▶ **GOAL OF THE EXERCISE**
Go through the records and give each one again exactly.

********************

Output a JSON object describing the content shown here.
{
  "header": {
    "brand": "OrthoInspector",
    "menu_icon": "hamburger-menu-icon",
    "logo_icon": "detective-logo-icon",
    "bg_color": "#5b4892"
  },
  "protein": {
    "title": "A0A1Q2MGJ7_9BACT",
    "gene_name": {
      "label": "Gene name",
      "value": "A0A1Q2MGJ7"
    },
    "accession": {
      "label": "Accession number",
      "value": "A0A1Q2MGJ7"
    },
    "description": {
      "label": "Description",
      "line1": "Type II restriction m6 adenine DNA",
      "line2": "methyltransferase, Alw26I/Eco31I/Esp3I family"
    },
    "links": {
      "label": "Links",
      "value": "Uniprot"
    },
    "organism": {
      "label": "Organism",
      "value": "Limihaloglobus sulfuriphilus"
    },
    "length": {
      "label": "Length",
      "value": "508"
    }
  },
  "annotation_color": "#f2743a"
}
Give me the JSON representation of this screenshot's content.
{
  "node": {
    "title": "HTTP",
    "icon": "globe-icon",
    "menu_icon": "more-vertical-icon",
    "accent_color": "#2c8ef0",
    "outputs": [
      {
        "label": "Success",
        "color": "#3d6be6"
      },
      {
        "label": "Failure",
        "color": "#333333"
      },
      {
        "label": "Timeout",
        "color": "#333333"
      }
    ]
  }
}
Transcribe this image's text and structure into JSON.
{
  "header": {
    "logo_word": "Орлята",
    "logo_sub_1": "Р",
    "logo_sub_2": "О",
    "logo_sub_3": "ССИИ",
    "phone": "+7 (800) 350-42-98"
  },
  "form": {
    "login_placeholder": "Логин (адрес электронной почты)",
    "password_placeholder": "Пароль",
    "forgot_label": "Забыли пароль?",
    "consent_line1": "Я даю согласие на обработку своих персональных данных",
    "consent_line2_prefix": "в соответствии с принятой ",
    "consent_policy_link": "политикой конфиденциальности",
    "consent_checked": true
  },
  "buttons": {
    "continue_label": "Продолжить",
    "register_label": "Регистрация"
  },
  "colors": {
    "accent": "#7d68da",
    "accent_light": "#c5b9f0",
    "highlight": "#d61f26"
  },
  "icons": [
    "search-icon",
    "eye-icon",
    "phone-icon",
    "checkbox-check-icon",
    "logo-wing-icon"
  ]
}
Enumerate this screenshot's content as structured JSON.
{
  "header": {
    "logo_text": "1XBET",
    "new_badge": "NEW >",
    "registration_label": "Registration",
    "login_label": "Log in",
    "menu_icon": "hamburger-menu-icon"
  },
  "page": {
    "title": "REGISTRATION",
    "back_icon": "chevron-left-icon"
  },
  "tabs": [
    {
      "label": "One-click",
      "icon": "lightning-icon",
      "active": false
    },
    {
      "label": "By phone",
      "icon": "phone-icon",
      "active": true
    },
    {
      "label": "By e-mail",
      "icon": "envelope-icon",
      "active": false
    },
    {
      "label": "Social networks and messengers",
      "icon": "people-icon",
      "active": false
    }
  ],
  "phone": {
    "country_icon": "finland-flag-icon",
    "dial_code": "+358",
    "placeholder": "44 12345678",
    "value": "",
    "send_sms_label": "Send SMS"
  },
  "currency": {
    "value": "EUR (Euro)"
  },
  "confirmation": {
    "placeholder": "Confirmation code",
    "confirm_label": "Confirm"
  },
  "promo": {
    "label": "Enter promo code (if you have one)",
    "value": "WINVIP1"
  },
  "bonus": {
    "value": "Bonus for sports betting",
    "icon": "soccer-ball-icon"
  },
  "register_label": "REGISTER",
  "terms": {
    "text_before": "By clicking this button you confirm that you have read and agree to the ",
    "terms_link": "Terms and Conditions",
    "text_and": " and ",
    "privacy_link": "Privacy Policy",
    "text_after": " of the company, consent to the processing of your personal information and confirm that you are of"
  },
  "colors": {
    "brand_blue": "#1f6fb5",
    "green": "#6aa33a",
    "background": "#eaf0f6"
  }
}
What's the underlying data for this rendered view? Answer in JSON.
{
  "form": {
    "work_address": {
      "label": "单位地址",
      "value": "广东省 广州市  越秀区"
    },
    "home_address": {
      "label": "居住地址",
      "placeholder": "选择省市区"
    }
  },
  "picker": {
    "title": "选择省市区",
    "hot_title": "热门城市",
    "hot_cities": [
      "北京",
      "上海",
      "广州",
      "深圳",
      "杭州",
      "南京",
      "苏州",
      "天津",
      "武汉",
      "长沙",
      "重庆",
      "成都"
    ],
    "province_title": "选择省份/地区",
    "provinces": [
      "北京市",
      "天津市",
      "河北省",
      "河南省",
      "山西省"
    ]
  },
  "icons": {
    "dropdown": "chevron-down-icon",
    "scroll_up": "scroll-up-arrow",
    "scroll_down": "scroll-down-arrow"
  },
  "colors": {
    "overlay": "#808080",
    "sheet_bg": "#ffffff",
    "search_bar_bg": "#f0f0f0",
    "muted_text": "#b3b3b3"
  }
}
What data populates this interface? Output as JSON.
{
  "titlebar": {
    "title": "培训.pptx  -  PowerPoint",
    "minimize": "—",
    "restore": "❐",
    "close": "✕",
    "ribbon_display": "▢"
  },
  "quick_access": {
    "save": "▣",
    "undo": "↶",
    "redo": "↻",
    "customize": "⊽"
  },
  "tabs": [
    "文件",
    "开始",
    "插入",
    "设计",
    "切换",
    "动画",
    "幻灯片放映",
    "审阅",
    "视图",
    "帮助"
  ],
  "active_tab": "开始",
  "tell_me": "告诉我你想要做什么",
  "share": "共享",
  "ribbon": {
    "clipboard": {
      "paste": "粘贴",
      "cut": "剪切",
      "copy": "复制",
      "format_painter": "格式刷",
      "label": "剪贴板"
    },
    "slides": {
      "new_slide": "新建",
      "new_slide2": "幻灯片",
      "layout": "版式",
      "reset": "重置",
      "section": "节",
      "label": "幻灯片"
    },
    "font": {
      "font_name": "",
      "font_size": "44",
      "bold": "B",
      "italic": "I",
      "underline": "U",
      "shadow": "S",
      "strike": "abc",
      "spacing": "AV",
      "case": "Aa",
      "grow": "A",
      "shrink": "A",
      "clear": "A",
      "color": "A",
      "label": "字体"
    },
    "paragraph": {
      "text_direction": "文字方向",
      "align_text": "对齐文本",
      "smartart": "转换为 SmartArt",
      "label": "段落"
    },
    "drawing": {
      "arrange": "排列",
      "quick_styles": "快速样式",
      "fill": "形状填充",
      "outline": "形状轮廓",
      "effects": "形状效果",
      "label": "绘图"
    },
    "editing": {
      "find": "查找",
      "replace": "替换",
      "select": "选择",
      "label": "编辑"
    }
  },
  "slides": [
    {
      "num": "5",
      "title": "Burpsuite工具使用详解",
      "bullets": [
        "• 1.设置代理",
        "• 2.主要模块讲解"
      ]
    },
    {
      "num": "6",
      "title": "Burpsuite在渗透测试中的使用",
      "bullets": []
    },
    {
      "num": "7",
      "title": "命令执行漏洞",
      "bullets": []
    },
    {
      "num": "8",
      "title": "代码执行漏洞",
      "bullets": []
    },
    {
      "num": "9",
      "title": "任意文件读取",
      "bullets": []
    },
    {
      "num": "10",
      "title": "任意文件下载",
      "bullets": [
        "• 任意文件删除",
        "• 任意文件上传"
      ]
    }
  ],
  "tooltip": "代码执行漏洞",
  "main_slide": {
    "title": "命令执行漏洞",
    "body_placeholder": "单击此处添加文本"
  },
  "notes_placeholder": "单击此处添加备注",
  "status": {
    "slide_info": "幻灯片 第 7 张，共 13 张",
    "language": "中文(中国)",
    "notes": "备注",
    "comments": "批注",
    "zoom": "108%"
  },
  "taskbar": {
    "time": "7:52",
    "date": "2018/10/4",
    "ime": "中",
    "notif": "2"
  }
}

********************

▶ **ANSWER BELOW**
Output a JSON object describing the content shown here.
{
  "header": {
    "brand": "OrthoInspector",
    "menu_icon": "hamburger-menu-icon",
    "logo_icon": "detective-logo-icon",
    "bg_color": "#5b4892"
  },
  "protein": {
    "title": "A0A1Q2MGJ7_9BACT",
    "gene_name": {
      "label": "Gene name",
      "value": "A0A1Q2MGJ7"
    },
    "accession": {
      "label": "Accession number",
      "value": "A0A1Q2MGJ7"
    },
    "description": {
      "label": "Description",
      "line1": "Type II restriction m6 adenine DNA",
      "line2": "methyltransferase, Alw26I/Eco31I/Esp3I family"
    },
    "links": {
      "label": "Links",
      "value": "Uniprot"
    },
    "organism": {
      "label": "Organism",
      "value": "Limihaloglobus sulfuriphilus"
    },
    "length": {
      "label": "Length",
      "value": "508"
    }
  },
  "annotation_color": "#f2743a"
}
Give me the JSON representation of this screenshot's content.
{
  "node": {
    "title": "HTTP",
    "icon": "globe-icon",
    "menu_icon": "more-vertical-icon",
    "accent_color": "#2c8ef0",
    "outputs": [
      {
        "label": "Success",
        "color": "#3d6be6"
      },
      {
        "label": "Failure",
        "color": "#333333"
      },
      {
        "label": "Timeout",
        "color": "#333333"
      }
    ]
  }
}
Transcribe this image's text and structure into JSON.
{
  "header": {
    "logo_word": "Орлята",
    "logo_sub_1": "Р",
    "logo_sub_2": "О",
    "logo_sub_3": "ССИИ",
    "phone": "+7 (800) 350-42-98"
  },
  "form": {
    "login_placeholder": "Логин (адрес электронной почты)",
    "password_placeholder": "Пароль",
    "forgot_label": "Забыли пароль?",
    "consent_line1": "Я даю согласие на обработку своих персональных данных",
    "consent_line2_prefix": "в соответствии с принятой ",
    "consent_policy_link": "политикой конфиденциальности",
    "consent_checked": true
  },
  "buttons": {
    "continue_label": "Продолжить",
    "register_label": "Регистрация"
  },
  "colors": {
    "accent": "#7d68da",
    "accent_light": "#c5b9f0",
    "highlight": "#d61f26"
  },
  "icons": [
    "search-icon",
    "eye-icon",
    "phone-icon",
    "checkbox-check-icon",
    "logo-wing-icon"
  ]
}
Enumerate this screenshot's content as structured JSON.
{
  "header": {
    "logo_text": "1XBET",
    "new_badge": "NEW >",
    "registration_label": "Registration",
    "login_label": "Log in",
    "menu_icon": "hamburger-menu-icon"
  },
  "page": {
    "title": "REGISTRATION",
    "back_icon": "chevron-left-icon"
  },
  "tabs": [
    {
      "label": "One-click",
      "icon": "lightning-icon",
      "active": false
    },
    {
      "label": "By phone",
      "icon": "phone-icon",
      "active": true
    },
    {
      "label": "By e-mail",
      "icon": "envelope-icon",
      "active": false
    },
    {
      "label": "Social networks and messengers",
      "icon": "people-icon",
      "active": false
    }
  ],
  "phone": {
    "country_icon": "finland-flag-icon",
    "dial_code": "+358",
    "placeholder": "44 12345678",
    "value": "",
    "send_sms_label": "Send SMS"
  },
  "currency": {
    "value": "EUR (Euro)"
  },
  "confirmation": {
    "placeholder": "Confirmation code",
    "confirm_label": "Confirm"
  },
  "promo": {
    "label": "Enter promo code (if you have one)",
    "value": "WINVIP1"
  },
  "bonus": {
    "value": "Bonus for sports betting",
    "icon": "soccer-ball-icon"
  },
  "register_label": "REGISTER",
  "terms": {
    "text_before": "By clicking this button you confirm that you have read and agree to the ",
    "terms_link": "Terms and Conditions",
    "text_and": " and ",
    "privacy_link": "Privacy Policy",
    "text_after": " of the company, consent to the processing of your personal information and confirm that you are of"
  },
  "colors": {
    "brand_blue": "#1f6fb5",
    "green": "#6aa33a",
    "background": "#eaf0f6"
  }
}
What's the underlying data for this rendered view? Answer in JSON.
{
  "form": {
    "work_address": {
      "label": "单位地址",
      "value": "广东省 广州市  越秀区"
    },
    "home_address": {
      "label": "居住地址",
      "placeholder": "选择省市区"
    }
  },
  "picker": {
    "title": "选择省市区",
    "hot_title": "热门城市",
    "hot_cities": [
      "北京",
      "上海",
      "广州",
      "深圳",
      "杭州",
      "南京",
      "苏州",
      "天津",
      "武汉",
      "长沙",
      "重庆",
      "成都"
    ],
    "province_title": "选择省份/地区",
    "provinces": [
      "北京市",
      "天津市",
      "河北省",
      "河南省",
      "山西省"
    ]
  },
  "icons": {
    "dropdown": "chevron-down-icon",
    "scroll_up": "scroll-up-arrow",
    "scroll_down": "scroll-down-arrow"
  },
  "colors": {
    "overlay": "#808080",
    "sheet_bg": "#ffffff",
    "search_bar_bg": "#f0f0f0",
    "muted_text": "#b3b3b3"
  }
}
What data populates this interface? Output as JSON.
{
  "titlebar": {
    "title": "培训.pptx  -  PowerPoint",
    "minimize": "—",
    "restore": "❐",
    "close": "✕",
    "ribbon_display": "▢"
  },
  "quick_access": {
    "save": "▣",
    "undo": "↶",
    "redo": "↻",
    "customize": "⊽"
  },
  "tabs": [
    "文件",
    "开始",
    "插入",
    "设计",
    "切换",
    "动画",
    "幻灯片放映",
    "审阅",
    "视图",
    "帮助"
  ],
  "active_tab": "开始",
  "tell_me": "告诉我你想要做什么",
  "share": "共享",
  "ribbon": {
    "clipboard": {
      "paste": "粘贴",
      "cut": "剪切",
      "copy": "复制",
      "format_painter": "格式刷",
      "label": "剪贴板"
    },
    "slides": {
      "new_slide": "新建",
      "new_slide2": "幻灯片",
      "layout": "版式",
      "reset": "重置",
      "section": "节",
      "label": "幻灯片"
    },
    "font": {
      "font_name": "",
      "font_size": "44",
      "bold": "B",
      "italic": "I",
      "underline": "U",
      "shadow": "S",
      "strike": "abc",
      "spacing": "AV",
      "case": "Aa",
      "grow": "A",
      "shrink": "A",
      "clear": "A",
      "color": "A",
      "label": "字体"
    },
    "paragraph": {
      "text_direction": "文字方向",
      "align_text": "对齐文本",
      "smartart": "转换为 SmartArt",
      "label": "段落"
    },
    "drawing": {
      "arrange": "排列",
      "quick_styles": "快速样式",
      "fill": "形状填充",
      "outline": "形状轮廓",
      "effects": "形状效果",
      "label": "绘图"
    },
    "editing": {
      "find": "查找",
      "replace": "替换",
      "select": "选择",
      "label": "编辑"
    }
  },
  "slides": [
    {
      "num": "5",
      "title": "Burpsuite工具使用详解",
      "bullets": [
        "• 1.设置代理",
        "• 2.主要模块讲解"
      ]
    },
    {
      "num": "6",
      "title": "Burpsuite在渗透测试中的使用",
      "bullets": []
    },
    {
      "num": "7",
      "title": "命令执行漏洞",
      "bullets": []
    },
    {
      "num": "8",
      "title": "代码执行漏洞",
      "bullets": []
    },
    {
      "num": "9",
      "title": "任意文件读取",
      "bullets": []
    },
    {
      "num": "10",
      "title": "任意文件下载",
      "bullets": [
        "• 任意文件删除",
        "• 任意文件上传"
      ]
    }
  ],
  "tooltip": "代码执行漏洞",
  "main_slide": {
    "title": "命令执行漏洞",
    "body_placeholder": "单击此处添加文本"
  },
  "notes_placeholder": "单击此处添加备注",
  "status": {
    "slide_info": "幻灯片 第 7 张，共 13 张",
    "language": "中文(中国)",
    "notes": "备注",
    "comments": "批注",
    "zoom": "108%"
  },
  "taskbar": {
    "time": "7:52",
    "date": "2018/10/4",
    "ime": "中",
    "notif": "2"
  }
}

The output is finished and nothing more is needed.